sea-slug eaten as a delicacy in the Western Pacific, 1814, from French bêche-de-mer, literally "spade of the sea," a folk-etymology alteration of Portuguese bicho do mar "sea-slug," literally "worm of the sea."
also sea-shore, "coast of the sea, land that lies adjacent to the ocean," 1520s, from sea + shore (n.). Old English used særima "sea-rim," sæ-strande, etc. Middle English had sea-bank (mid-14c.); see seaside. Commonly understood as the ground between the ordinary high-water and low-water marks, typically covered with sand or shingle.
1805, "a promenade by the sea," from Spanish or Italian marina "shore, coast," from Latin marinus "of the sea, maritime," from mare "sea, the sea, seawater," from PIE root *mori- "body of water." Meaning "dock or basin with moorings for yachts and small craft" is 1935, American English.
before vowels thalass-, word-forming element meaning "sea, the sea," from Greek thalassa "the sea" (in Homer, when used of a particular sea, "the Mediterranean," as opposed to ōkeanos), a word from the Pre-Greek substrate language. In Attic Greek thalatta, hence sometimes thalatto-.
"a pickle for fish or meat, generally of wine and vinegar with herbs and spices," 1704, from French marinade "spiced vinegar or brine for pickling," from mariner "to pickle in (sea) brine," from Old French marin (adj.) "of the sea," from Latin marinus "of the sea," from mare "sea, the sea, seawater," from PIE root *mori- "body of water." As a verb, "to steep in a marinade," from 1680s. Related: Marinaded; marinading.
also haaf, Baltic lagoon, separated from open sea by a sandbar, German, from Middle Low German haf "sea," from Proto-Germanic *hafan (source also of Old Norse haf, Swedish haf "the sea," especially "the high sea," Danish hav, Old Frisian hef, Old English hæf "sea"), perhaps literally "the rising one," and related to the root of heave, or a substratum word from the pre-Indo-European inhabitants of the coastal regions. The same word as haaf "the deep sea," which survived in the fishing communities of the Shetland and Orkney islands.
also sea-side, "the land bordering on the sea, the margin or brim of the sea," c. 1200, from sea + side (n.). Especially in England, "the seacoast as a resort for pleasure or health," 1782; as an adjective in this sense from 1781. The meaning "the side facing the sea" seems to be late (19c.) and rare.

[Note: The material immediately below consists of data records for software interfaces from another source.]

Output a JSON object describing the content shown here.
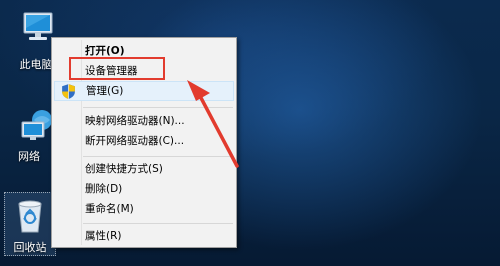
{
  "desktop": {
    "icons": [
      {
        "name": "this-pc",
        "label": "此电脑"
      },
      {
        "name": "network",
        "label": "网络"
      },
      {
        "name": "recycle-bin",
        "label": "回收站"
      }
    ]
  },
  "context_menu": {
    "items": [
      {
        "label": "打开(O)"
      },
      {
        "label": "设备管理器"
      },
      {
        "label": "管理(G)"
      },
      {
        "label": "映射网络驱动器(N)..."
      },
      {
        "label": "断开网络驱动器(C)..."
      },
      {
        "label": "创建快捷方式(S)"
      },
      {
        "label": "删除(D)"
      },
      {
        "label": "重命名(M)"
      },
      {
        "label": "属性(R)"
      }
    ]
  },
  "annotation": {
    "color": "#e23b2e"
  }
}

Other Middle English "seaside, seashore" words included sees koste (mid-14c.), sewarth (Old English sæwaroþ, from wār "seashore, beach"), se-ground, se-brimme, sæ-strand, sea-half (Old English sæhealf), se-bank (mid-14c.). Old English used særima "sea-rim," sæ-strande, etc.